» **About this exercise**: Could you repeat the records below exactly, leaving the pictures out?

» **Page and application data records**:
★ ★ ★ ★ ★

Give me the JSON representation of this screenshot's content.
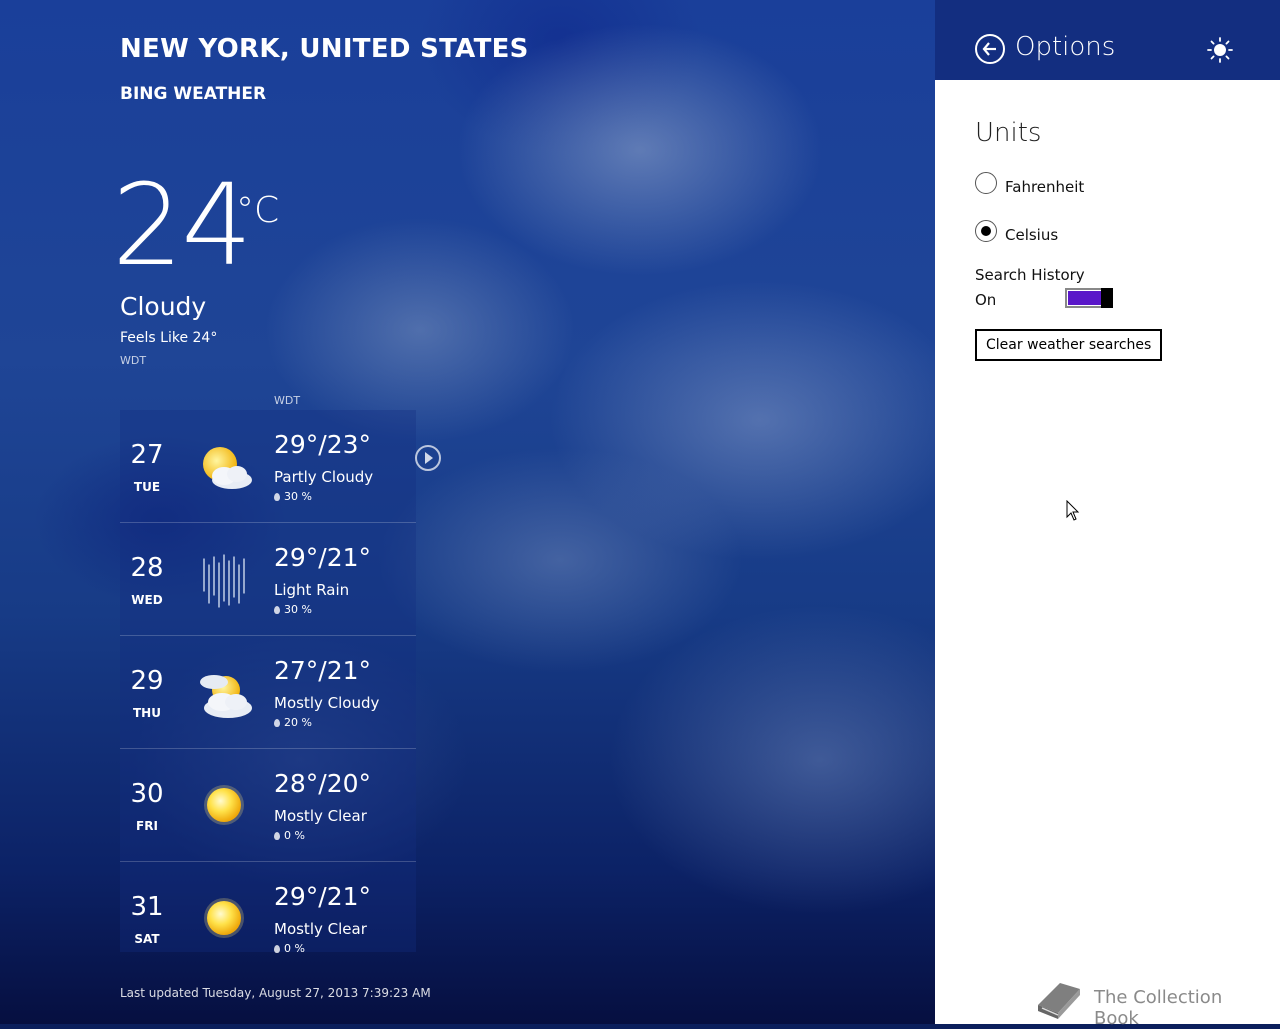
{
  "location": "NEW YORK, UNITED STATES",
  "app_name": "BING WEATHER",
  "current": {
    "temp": "24",
    "unit": "°C",
    "condition": "Cloudy",
    "feels_like": "Feels Like 24°",
    "timezone": "WDT"
  },
  "forecast_timezone": "WDT",
  "forecast": [
    {
      "day": "27",
      "weekday": "TUE",
      "hilo": "29°/23°",
      "condition": "Partly Cloudy",
      "precip": "30 %",
      "icon": "partly-cloudy-icon"
    },
    {
      "day": "28",
      "weekday": "WED",
      "hilo": "29°/21°",
      "condition": "Light Rain",
      "precip": "30 %",
      "icon": "light-rain-icon"
    },
    {
      "day": "29",
      "weekday": "THU",
      "hilo": "27°/21°",
      "condition": "Mostly Cloudy",
      "precip": "20 %",
      "icon": "mostly-cloudy-icon"
    },
    {
      "day": "30",
      "weekday": "FRI",
      "hilo": "28°/20°",
      "condition": "Mostly Clear",
      "precip": "0 %",
      "icon": "sun-icon"
    },
    {
      "day": "31",
      "weekday": "SAT",
      "hilo": "29°/21°",
      "condition": "Mostly Clear",
      "precip": "0 %",
      "icon": "sun-icon"
    }
  ],
  "last_updated": "Last updated Tuesday, August 27, 2013 7:39:23 AM",
  "options": {
    "title": "Options",
    "units_heading": "Units",
    "fahrenheit_label": "Fahrenheit",
    "celsius_label": "Celsius",
    "selected_unit": "Celsius",
    "search_history_label": "Search History",
    "search_history_state": "On",
    "clear_button": "Clear weather searches",
    "header_color": "#132e80",
    "toggle_color": "#5a17c9"
  },
  "watermark": "The Collection Book"
}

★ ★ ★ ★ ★

» **Written reply**:
Give me the JSON representation of this screenshot's content.
{
  "location": "NEW YORK, UNITED STATES",
  "app_name": "BING WEATHER",
  "current": {
    "temp": "24",
    "unit": "°C",
    "condition": "Cloudy",
    "feels_like": "Feels Like 24°",
    "timezone": "WDT"
  },
  "forecast_timezone": "WDT",
  "forecast": [
    {
      "day": "27",
      "weekday": "TUE",
      "hilo": "29°/23°",
      "condition": "Partly Cloudy",
      "precip": "30 %",
      "icon": "partly-cloudy-icon"
    },
    {
      "day": "28",
      "weekday": "WED",
      "hilo": "29°/21°",
      "condition": "Light Rain",
      "precip": "30 %",
      "icon": "light-rain-icon"
    },
    {
      "day": "29",
      "weekday": "THU",
      "hilo": "27°/21°",
      "condition": "Mostly Cloudy",
      "precip": "20 %",
      "icon": "mostly-cloudy-icon"
    },
    {
      "day": "30",
      "weekday": "FRI",
      "hilo": "28°/20°",
      "condition": "Mostly Clear",
      "precip": "0 %",
      "icon": "sun-icon"
    },
    {
      "day": "31",
      "weekday": "SAT",
      "hilo": "29°/21°",
      "condition": "Mostly Clear",
      "precip": "0 %",
      "icon": "sun-icon"
    }
  ],
  "last_updated": "Last updated Tuesday, August 27, 2013 7:39:23 AM",
  "options": {
    "title": "Options",
    "units_heading": "Units",
    "fahrenheit_label": "Fahrenheit",
    "celsius_label": "Celsius",
    "selected_unit": "Celsius",
    "search_history_label": "Search History",
    "search_history_state": "On",
    "clear_button": "Clear weather searches",
    "header_color": "#132e80",
    "toggle_color": "#5a17c9"
  },
  "watermark": "The Collection Book"
}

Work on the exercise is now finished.